#### Prompt
Print the data that follows again, keeping every line exact.
______
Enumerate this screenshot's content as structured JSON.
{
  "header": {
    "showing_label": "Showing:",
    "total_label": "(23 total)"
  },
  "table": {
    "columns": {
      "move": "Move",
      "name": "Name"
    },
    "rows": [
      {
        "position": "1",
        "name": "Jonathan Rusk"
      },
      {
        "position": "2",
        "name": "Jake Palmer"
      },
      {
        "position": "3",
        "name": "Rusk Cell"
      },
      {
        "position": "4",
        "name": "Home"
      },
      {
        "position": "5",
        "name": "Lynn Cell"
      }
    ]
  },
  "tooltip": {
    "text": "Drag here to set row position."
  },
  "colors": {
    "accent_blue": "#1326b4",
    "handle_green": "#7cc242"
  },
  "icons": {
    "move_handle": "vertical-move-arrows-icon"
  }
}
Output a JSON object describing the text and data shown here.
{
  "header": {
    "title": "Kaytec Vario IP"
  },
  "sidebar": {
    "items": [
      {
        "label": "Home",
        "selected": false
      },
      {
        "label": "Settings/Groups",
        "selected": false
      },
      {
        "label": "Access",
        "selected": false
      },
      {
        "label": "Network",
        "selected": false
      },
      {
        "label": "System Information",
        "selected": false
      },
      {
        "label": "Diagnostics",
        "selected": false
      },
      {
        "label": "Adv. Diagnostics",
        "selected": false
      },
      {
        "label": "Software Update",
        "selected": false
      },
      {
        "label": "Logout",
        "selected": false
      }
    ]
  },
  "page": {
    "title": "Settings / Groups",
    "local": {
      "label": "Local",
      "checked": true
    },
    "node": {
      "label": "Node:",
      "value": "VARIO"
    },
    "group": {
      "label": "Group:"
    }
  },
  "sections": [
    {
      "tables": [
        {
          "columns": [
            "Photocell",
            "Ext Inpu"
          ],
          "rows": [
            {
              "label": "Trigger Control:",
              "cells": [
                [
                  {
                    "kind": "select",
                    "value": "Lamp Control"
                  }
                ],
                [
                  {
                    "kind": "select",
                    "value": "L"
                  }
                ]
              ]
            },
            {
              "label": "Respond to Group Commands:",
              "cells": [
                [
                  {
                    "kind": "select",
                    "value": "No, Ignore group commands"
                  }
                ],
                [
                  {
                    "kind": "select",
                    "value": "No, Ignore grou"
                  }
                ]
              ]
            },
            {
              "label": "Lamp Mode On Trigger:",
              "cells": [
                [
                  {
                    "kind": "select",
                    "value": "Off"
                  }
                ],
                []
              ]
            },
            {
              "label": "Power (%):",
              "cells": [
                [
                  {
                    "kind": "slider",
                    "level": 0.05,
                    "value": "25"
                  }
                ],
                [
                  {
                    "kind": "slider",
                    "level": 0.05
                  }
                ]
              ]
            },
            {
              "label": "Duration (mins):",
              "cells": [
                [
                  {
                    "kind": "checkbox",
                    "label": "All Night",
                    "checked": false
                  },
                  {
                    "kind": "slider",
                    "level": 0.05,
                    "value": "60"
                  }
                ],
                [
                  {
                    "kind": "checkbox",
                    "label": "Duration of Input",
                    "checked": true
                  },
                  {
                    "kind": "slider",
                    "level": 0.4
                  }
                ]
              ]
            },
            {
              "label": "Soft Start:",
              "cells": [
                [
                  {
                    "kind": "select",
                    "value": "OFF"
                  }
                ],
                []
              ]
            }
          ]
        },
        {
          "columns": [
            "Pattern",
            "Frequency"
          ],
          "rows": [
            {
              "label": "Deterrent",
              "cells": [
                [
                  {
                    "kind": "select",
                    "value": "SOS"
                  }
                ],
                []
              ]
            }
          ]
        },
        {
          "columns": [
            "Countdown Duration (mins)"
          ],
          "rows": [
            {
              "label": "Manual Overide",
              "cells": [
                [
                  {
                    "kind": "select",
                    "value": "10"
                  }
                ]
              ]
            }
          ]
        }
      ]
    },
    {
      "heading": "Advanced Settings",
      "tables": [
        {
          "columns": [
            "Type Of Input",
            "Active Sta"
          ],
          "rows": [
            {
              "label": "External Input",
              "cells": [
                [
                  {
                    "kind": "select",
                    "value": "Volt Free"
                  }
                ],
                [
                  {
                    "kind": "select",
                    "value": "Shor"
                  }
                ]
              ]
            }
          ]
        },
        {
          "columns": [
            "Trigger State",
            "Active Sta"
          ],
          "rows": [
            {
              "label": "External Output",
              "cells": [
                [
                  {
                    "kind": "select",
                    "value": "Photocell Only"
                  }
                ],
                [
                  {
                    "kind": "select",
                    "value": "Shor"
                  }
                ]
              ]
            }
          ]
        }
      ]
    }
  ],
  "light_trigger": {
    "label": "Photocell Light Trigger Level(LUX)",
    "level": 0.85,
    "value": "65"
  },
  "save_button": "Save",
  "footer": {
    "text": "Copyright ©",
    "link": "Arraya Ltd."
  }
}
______
#### Answer for the task
Enumerate this screenshot's content as structured JSON.
{
  "header": {
    "showing_label": "Showing:",
    "total_label": "(23 total)"
  },
  "table": {
    "columns": {
      "move": "Move",
      "name": "Name"
    },
    "rows": [
      {
        "position": "1",
        "name": "Jonathan Rusk"
      },
      {
        "position": "2",
        "name": "Jake Palmer"
      },
      {
        "position": "3",
        "name": "Rusk Cell"
      },
      {
        "position": "4",
        "name": "Home"
      },
      {
        "position": "5",
        "name": "Lynn Cell"
      }
    ]
  },
  "tooltip": {
    "text": "Drag here to set row position."
  },
  "colors": {
    "accent_blue": "#1326b4",
    "handle_green": "#7cc242"
  },
  "icons": {
    "move_handle": "vertical-move-arrows-icon"
  }
}
Output a JSON object describing the text and data shown here.
{
  "header": {
    "title": "Kaytec Vario IP"
  },
  "sidebar": {
    "items": [
      {
        "label": "Home",
        "selected": false
      },
      {
        "label": "Settings/Groups",
        "selected": false
      },
      {
        "label": "Access",
        "selected": false
      },
      {
        "label": "Network",
        "selected": false
      },
      {
        "label": "System Information",
        "selected": false
      },
      {
        "label": "Diagnostics",
        "selected": false
      },
      {
        "label": "Adv. Diagnostics",
        "selected": false
      },
      {
        "label": "Software Update",
        "selected": false
      },
      {
        "label": "Logout",
        "selected": false
      }
    ]
  },
  "page": {
    "title": "Settings / Groups",
    "local": {
      "label": "Local",
      "checked": true
    },
    "node": {
      "label": "Node:",
      "value": "VARIO"
    },
    "group": {
      "label": "Group:"
    }
  },
  "sections": [
    {
      "tables": [
        {
          "columns": [
            "Photocell",
            "Ext Inpu"
          ],
          "rows": [
            {
              "label": "Trigger Control:",
              "cells": [
                [
                  {
                    "kind": "select",
                    "value": "Lamp Control"
                  }
                ],
                [
                  {
                    "kind": "select",
                    "value": "L"
                  }
                ]
              ]
            },
            {
              "label": "Respond to Group Commands:",
              "cells": [
                [
                  {
                    "kind": "select",
                    "value": "No, Ignore group commands"
                  }
                ],
                [
                  {
                    "kind": "select",
                    "value": "No, Ignore grou"
                  }
                ]
              ]
            },
            {
              "label": "Lamp Mode On Trigger:",
              "cells": [
                [
                  {
                    "kind": "select",
                    "value": "Off"
                  }
                ],
                []
              ]
            },
            {
              "label": "Power (%):",
              "cells": [
                [
                  {
                    "kind": "slider",
                    "level": 0.05,
                    "value": "25"
                  }
                ],
                [
                  {
                    "kind": "slider",
                    "level": 0.05
                  }
                ]
              ]
            },
            {
              "label": "Duration (mins):",
              "cells": [
                [
                  {
                    "kind": "checkbox",
                    "label": "All Night",
                    "checked": false
                  },
                  {
                    "kind": "slider",
                    "level": 0.05,
                    "value": "60"
                  }
                ],
                [
                  {
                    "kind": "checkbox",
                    "label": "Duration of Input",
                    "checked": true
                  },
                  {
                    "kind": "slider",
                    "level": 0.4
                  }
                ]
              ]
            },
            {
              "label": "Soft Start:",
              "cells": [
                [
                  {
                    "kind": "select",
                    "value": "OFF"
                  }
                ],
                []
              ]
            }
          ]
        },
        {
          "columns": [
            "Pattern",
            "Frequency"
          ],
          "rows": [
            {
              "label": "Deterrent",
              "cells": [
                [
                  {
                    "kind": "select",
                    "value": "SOS"
                  }
                ],
                []
              ]
            }
          ]
        },
        {
          "columns": [
            "Countdown Duration (mins)"
          ],
          "rows": [
            {
              "label": "Manual Overide",
              "cells": [
                [
                  {
                    "kind": "select",
                    "value": "10"
                  }
                ]
              ]
            }
          ]
        }
      ]
    },
    {
      "heading": "Advanced Settings",
      "tables": [
        {
          "columns": [
            "Type Of Input",
            "Active Sta"
          ],
          "rows": [
            {
              "label": "External Input",
              "cells": [
                [
                  {
                    "kind": "select",
                    "value": "Volt Free"
                  }
                ],
                [
                  {
                    "kind": "select",
                    "value": "Shor"
                  }
                ]
              ]
            }
          ]
        },
        {
          "columns": [
            "Trigger State",
            "Active Sta"
          ],
          "rows": [
            {
              "label": "External Output",
              "cells": [
                [
                  {
                    "kind": "select",
                    "value": "Photocell Only"
                  }
                ],
                [
                  {
                    "kind": "select",
                    "value": "Shor"
                  }
                ]
              ]
            }
          ]
        }
      ]
    }
  ],
  "light_trigger": {
    "label": "Photocell Light Trigger Level(LUX)",
    "level": 0.85,
    "value": "65"
  },
  "save_button": "Save",
  "footer": {
    "text": "Copyright ©",
    "link": "Arraya Ltd."
  }
}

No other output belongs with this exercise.